[Stored data]
- Opening Delimiter -

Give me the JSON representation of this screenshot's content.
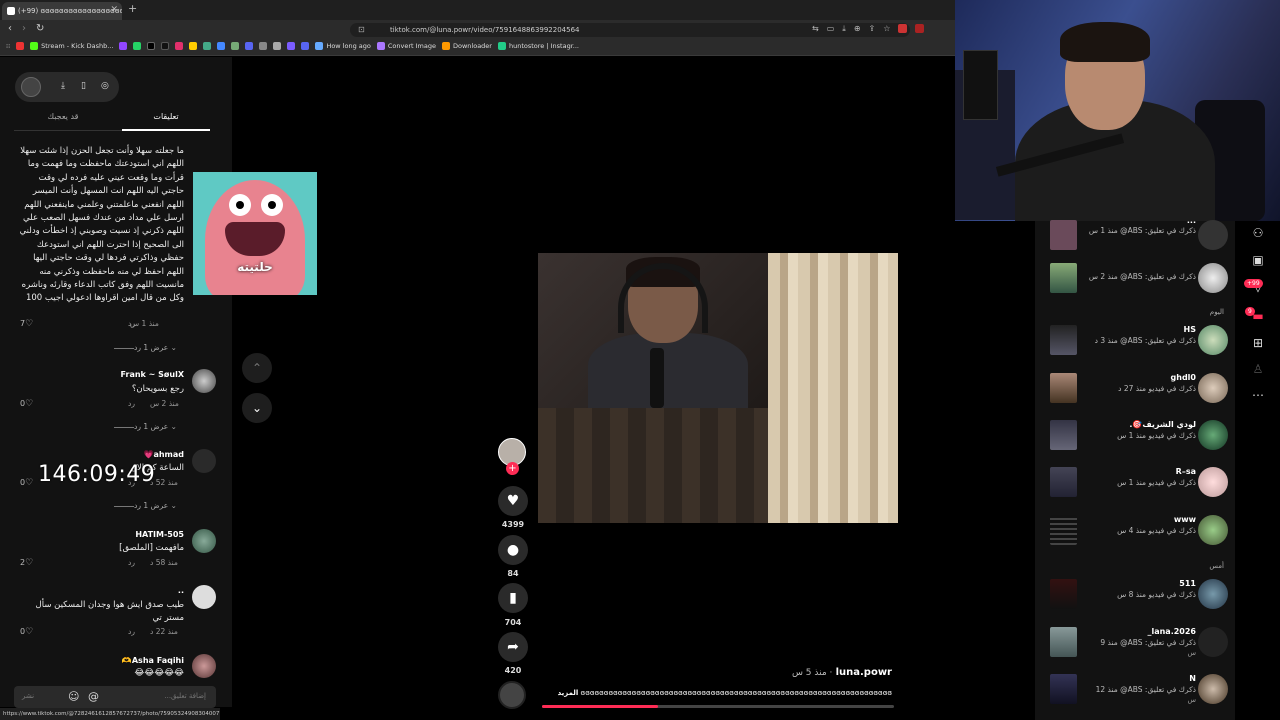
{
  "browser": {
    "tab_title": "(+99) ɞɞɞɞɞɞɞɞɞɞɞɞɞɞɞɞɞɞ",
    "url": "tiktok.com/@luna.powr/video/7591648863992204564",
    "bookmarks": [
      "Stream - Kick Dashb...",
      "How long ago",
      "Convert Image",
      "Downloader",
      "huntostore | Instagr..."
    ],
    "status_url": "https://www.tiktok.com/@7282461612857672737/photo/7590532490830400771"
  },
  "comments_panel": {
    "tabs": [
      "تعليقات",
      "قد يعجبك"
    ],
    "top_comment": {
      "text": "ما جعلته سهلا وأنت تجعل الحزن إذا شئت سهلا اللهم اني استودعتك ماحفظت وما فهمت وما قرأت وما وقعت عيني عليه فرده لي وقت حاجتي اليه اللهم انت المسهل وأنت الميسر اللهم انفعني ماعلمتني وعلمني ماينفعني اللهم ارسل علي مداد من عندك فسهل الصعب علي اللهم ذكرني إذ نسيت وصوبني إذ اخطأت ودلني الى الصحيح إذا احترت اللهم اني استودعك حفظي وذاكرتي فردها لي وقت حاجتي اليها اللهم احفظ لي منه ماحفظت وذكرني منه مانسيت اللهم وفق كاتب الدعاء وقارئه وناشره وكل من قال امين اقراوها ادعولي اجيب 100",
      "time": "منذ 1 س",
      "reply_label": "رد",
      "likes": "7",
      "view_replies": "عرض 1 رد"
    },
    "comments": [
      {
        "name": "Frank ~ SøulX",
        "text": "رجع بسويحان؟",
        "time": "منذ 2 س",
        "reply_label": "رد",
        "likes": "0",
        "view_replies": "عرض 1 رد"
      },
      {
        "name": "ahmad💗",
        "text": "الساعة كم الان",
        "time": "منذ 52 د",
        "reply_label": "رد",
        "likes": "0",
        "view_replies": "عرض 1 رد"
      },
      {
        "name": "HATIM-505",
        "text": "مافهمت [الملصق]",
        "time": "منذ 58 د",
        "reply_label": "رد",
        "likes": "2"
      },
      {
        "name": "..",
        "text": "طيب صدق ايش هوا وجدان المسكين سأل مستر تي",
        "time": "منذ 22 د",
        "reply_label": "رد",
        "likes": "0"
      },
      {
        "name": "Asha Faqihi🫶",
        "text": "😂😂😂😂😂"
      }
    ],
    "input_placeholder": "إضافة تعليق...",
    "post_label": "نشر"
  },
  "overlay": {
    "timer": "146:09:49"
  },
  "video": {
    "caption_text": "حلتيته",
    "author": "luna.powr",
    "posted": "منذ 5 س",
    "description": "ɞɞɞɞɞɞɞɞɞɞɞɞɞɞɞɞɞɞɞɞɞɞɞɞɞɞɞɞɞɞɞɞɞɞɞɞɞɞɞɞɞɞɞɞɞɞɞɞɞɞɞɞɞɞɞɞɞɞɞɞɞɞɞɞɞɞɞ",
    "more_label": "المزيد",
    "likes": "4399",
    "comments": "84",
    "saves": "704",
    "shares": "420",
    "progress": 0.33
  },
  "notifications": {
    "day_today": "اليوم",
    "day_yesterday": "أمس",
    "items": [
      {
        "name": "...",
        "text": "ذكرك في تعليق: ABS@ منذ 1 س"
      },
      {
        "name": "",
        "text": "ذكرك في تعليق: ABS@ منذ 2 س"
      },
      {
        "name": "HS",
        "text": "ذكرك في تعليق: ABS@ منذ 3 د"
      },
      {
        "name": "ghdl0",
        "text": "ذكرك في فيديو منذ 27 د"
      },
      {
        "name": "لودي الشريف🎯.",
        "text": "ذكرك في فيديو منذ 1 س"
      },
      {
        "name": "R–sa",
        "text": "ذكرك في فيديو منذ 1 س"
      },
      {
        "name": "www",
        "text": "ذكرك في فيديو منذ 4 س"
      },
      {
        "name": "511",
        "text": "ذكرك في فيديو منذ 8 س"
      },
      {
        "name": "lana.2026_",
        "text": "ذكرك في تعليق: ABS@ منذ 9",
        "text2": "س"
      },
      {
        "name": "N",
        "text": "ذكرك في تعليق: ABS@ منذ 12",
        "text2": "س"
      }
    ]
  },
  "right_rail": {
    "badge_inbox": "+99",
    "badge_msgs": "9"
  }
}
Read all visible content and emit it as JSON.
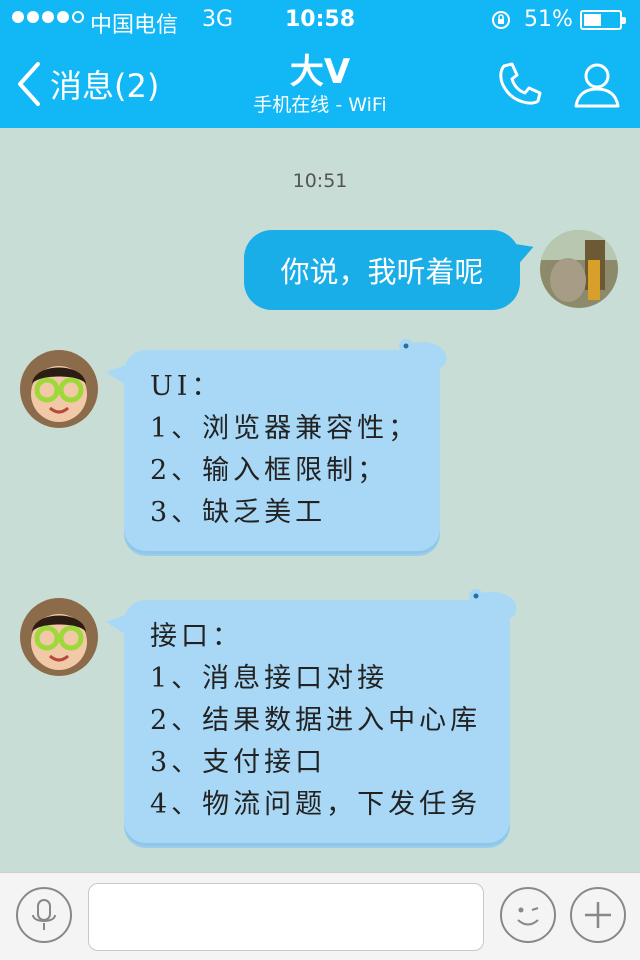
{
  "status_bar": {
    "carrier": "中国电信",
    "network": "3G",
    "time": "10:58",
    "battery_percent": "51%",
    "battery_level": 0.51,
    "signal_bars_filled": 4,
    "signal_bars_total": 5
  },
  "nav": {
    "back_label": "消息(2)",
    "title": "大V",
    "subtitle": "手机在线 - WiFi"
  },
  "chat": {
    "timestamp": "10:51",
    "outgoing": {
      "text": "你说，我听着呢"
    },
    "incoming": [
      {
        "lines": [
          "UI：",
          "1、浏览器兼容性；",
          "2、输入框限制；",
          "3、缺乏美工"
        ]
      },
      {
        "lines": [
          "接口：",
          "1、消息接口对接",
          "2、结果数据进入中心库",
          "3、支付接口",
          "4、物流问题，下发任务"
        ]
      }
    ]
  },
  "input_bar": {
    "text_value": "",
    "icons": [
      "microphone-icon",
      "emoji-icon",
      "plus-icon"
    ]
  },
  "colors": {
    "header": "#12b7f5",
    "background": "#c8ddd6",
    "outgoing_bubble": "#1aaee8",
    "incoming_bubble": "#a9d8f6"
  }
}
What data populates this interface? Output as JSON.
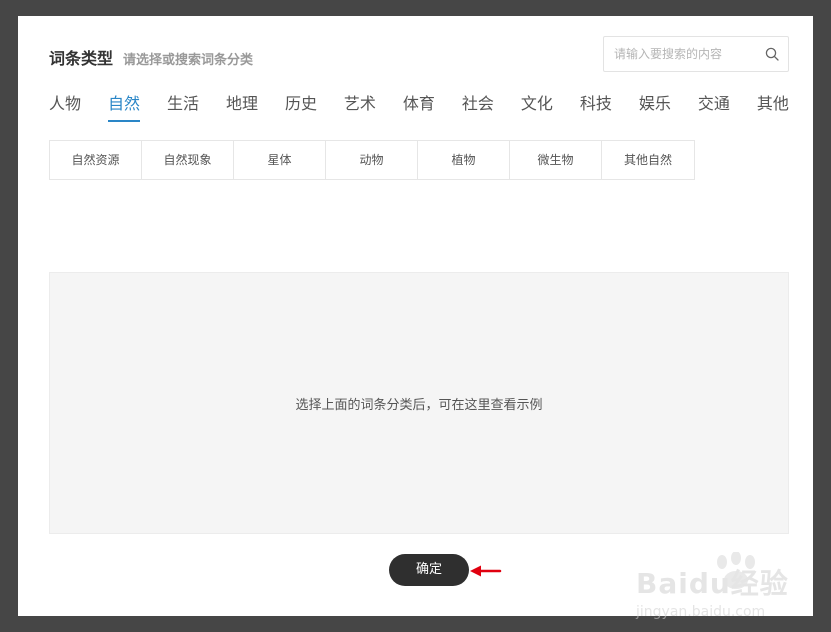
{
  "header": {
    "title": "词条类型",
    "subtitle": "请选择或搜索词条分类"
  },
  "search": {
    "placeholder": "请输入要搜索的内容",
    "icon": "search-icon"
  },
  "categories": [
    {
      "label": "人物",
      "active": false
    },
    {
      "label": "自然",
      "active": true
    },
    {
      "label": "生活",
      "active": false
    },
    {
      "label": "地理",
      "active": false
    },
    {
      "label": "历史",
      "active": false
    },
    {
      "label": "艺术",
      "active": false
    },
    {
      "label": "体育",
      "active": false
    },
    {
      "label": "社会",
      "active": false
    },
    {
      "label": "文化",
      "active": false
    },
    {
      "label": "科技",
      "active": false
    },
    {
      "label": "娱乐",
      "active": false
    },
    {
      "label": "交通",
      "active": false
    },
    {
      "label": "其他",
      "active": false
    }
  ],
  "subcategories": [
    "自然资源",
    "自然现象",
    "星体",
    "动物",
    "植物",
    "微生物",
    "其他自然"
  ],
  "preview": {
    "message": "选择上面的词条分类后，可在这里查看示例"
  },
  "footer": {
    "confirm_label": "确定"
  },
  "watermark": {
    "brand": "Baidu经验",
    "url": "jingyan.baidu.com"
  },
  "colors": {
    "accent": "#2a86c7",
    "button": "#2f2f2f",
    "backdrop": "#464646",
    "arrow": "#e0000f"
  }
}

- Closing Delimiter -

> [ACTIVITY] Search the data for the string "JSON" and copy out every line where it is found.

> [TASK SOLUTION]
Give me the JSON representation of this screenshot's content.
Read all visible content and emit it as JSON.
What data populates this interface? Output as JSON.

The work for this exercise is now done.